Dr. Charles Stafford,  Anthropology, LSE, said, "Digital resources have the potential to reshape the teaching and learning of academic subjects; but for complex reasons their impact is sometimes less than might be expected. Our exciting collaborative project aims to examine this problem in some detail, in the context of undergraduate anthropology teaching."

Once the researchers have developed a series of teaching methods and tools, they will then embed them in a digital learning environment for wider use. This environment will be a highly stable, flexible, and scalable digital library infrastructure, and it will allow for customized use across a wide range of academic fields (especially in the humanities and social sciences).

Kate Wittenberg, Director of EPIC, said, "I am delighted to have an opportunity to work closely with the anthropology faculty in developing this project. The combination of their innovative ideas and experience with research and teaching in this field adds a depth and value to our editorial and technical work that makes this project a model for the kind of collaboration needed to create truly valuable digital resources."

James G. Neal, Vice President for Information Services and University Librarian at Columbia, said, "This grant advances our innovative electronic publishing program into an exciting field, in collaboration with a valued international partner, and teamed with our Anthropology scholars."

Over the course of the project, research fellows will be directly involved in exchanges between the two institutions -- having periods of residence at both Columbia and the LSE - and they will play a key role in the project's dissemination activities. It is hoped that the lessons of the project will be relevant for teaching in a range of disciplines beyond anthropology.

The Electronic Publishing Initiative at Columbia (EPIC) is a groundbreaking new initiative in digital publishing at Columbia University that involves Columbia University Press, the Libraries, and Academic Information Systems. Its mission is to create new kinds of scholarly and educational publications using new media technologies in an integrated research and production environment. Working with the producers of intellectual property at Columbia University and other leading academic institutions, it aims to make these digital publications self-sustaining through subscription sales to institutions and individual users: http://www.epic.columbia.edu.

EPIC is part of the Information Services Division at Columbia University, which also includes Academic Information Systems (AcIS), the Columbia Center for New Media Teaching and Learning (CCNMTL), the Center for Research on Information Access (CRIA), and the University Libraries. James G. Neal is the Vice President for Information Services and University Librarian at Columbia University.

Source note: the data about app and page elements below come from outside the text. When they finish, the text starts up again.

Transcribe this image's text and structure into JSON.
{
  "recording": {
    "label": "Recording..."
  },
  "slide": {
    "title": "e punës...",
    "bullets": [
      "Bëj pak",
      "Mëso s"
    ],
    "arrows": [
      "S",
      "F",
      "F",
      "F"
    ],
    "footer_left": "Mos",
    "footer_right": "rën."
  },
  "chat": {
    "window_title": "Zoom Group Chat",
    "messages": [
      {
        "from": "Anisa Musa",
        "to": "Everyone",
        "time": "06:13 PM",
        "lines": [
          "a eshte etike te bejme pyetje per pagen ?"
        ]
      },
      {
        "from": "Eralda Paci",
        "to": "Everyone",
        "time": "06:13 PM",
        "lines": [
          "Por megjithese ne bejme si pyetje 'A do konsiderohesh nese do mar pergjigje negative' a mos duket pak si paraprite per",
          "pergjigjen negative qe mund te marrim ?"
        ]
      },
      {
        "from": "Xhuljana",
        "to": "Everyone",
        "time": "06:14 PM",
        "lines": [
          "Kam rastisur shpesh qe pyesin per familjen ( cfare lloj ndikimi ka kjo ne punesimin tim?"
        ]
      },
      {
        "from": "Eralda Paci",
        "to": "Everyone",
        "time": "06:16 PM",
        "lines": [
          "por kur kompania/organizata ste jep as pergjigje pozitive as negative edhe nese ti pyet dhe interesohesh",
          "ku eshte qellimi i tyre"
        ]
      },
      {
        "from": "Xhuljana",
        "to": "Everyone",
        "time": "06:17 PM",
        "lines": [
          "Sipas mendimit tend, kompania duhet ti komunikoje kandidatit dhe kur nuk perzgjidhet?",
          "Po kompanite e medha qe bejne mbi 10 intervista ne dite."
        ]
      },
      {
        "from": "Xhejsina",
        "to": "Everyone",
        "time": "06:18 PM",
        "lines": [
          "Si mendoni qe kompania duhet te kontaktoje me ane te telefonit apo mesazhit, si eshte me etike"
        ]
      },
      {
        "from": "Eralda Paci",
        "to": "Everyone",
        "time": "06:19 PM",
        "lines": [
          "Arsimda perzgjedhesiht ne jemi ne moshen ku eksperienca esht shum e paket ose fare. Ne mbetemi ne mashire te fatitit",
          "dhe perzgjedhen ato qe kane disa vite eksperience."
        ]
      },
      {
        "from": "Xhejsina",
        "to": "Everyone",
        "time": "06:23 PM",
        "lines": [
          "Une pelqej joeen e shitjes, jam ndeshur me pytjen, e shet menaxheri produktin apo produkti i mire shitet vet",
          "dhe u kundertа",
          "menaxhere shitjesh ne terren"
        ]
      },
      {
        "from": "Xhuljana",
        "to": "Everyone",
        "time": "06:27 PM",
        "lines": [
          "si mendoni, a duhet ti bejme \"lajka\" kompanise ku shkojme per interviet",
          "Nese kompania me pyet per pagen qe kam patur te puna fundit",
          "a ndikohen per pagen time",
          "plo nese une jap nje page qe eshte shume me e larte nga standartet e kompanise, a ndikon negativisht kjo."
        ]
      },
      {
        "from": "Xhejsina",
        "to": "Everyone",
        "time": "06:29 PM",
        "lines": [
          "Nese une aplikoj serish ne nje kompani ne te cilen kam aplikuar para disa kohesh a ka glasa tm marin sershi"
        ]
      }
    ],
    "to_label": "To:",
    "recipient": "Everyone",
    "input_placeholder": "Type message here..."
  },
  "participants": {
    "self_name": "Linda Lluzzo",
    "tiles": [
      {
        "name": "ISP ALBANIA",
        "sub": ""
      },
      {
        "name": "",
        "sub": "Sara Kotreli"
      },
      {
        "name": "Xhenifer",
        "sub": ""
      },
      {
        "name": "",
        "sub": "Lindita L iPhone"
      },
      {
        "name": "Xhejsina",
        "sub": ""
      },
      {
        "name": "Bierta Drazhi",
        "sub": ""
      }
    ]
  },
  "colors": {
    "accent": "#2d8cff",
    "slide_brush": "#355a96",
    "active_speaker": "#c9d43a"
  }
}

For More Information:

Kate Wittenberg
Electronic Publishing Initiative at Columbia (EPIC)
Tel: 212 854-0167